There is a worldwide growing interest in food origin. According to a recent European study into consumers’ attitudes to food labeling, 74 percent claim to be affected by traceability information and 60 percent by who controls the product labels.
Also, the greatest part of consumers said they would like to know more about the food they eat daily and they would be willing to pay higher prices if there was a guarantee of quality and origin.
Before the creation of the Blockchain, food chain supply was opaque, complex, non-verifiable and with a hard-testing sustainability.
Cointelegraph recently wrote about Wine Blockchain EY, a new project to record Italian wines on the Blockchain in order to guarantee their quality and geographical origin.
Food Supply Chain 2.0
Soon after the publication, we have received another press release about a similar project.
It is called Food BlockchainXYZ, a new tool that aims at providing “a reliable and comprehensive overview of all aspects of quality, safety and tracing of food from farm to fork, and to seamlessly manage commercial relationships between different actors of the supply chain.”
To do so, Food Blockchain XYZ decided to use the so-called Food Supply Chain 2.0, which combines sensor systems, Blockchain and smart contracts.
They also developed a specific token, Foodcoin, that allows worldwide transactions with no fees and that is not subjected to exchange rate fluctuations. It is cryptographically secure and compatible with the Ethereum Blockchain and “it permits new risk-free, flexible and creative commercial relations based on smart contracts,” according to their official press release.
From an economic point of view, Food Blockchain XYZcan be useful both for consumers and producers because the first can benefit from a higher transparency and better knowledge about food, and the second can increase their prices for their verifiably better quality products.

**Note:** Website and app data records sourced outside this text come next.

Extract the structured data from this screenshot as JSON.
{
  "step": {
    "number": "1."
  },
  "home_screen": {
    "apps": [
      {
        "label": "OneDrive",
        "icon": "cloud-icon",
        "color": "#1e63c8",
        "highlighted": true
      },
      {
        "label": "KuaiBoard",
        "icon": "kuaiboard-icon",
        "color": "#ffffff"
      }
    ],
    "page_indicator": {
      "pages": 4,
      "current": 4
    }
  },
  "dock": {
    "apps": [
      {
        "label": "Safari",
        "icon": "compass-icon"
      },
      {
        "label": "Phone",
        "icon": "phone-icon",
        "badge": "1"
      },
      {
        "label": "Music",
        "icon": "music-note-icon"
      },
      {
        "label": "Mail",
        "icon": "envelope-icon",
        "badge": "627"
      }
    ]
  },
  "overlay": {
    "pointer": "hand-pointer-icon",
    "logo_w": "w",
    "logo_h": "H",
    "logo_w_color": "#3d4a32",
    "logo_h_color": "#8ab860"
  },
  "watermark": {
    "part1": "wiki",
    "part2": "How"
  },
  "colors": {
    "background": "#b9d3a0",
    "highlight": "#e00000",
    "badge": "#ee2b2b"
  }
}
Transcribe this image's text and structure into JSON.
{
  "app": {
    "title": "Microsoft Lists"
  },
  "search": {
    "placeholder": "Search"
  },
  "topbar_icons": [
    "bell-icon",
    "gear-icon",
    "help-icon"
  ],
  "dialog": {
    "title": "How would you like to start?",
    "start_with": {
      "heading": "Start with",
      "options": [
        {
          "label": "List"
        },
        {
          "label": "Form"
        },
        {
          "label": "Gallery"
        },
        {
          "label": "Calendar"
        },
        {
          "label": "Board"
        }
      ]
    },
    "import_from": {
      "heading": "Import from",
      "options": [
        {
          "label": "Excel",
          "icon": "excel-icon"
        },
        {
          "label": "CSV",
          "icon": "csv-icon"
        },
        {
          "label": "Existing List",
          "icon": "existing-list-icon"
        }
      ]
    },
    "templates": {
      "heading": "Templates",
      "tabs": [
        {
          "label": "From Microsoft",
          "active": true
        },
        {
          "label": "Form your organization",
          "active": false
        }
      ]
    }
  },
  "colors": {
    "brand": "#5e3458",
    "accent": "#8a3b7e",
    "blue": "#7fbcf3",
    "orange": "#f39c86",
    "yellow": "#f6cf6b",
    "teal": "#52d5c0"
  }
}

For example, Food Blockchain XYZcan allow a company producing yogurt to create a risk-free agreement with suppliers of milk. This company would have high requirements for the quality of milk, so it might require that the composition of milk is at appropriate levels. It sources milk from two farmers; the first one provides a too low percentage of lactose in milk, while the second passes all the requirements and the company decides to order the milk from the second farmer.

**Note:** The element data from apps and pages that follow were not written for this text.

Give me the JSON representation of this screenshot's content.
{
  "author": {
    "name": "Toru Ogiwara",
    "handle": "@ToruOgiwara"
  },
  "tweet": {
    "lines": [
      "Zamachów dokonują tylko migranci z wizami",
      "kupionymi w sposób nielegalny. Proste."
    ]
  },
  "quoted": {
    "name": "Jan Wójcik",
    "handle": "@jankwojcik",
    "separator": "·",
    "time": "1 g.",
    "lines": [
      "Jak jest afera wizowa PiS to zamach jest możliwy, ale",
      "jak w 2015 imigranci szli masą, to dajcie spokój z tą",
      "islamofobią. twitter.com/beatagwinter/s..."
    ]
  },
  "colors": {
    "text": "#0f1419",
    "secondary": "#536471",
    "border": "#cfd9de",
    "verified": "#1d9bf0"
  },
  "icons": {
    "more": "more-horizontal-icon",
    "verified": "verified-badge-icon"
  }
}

Right now, Food Blockchain is doing private tests but you can request to see their demo here.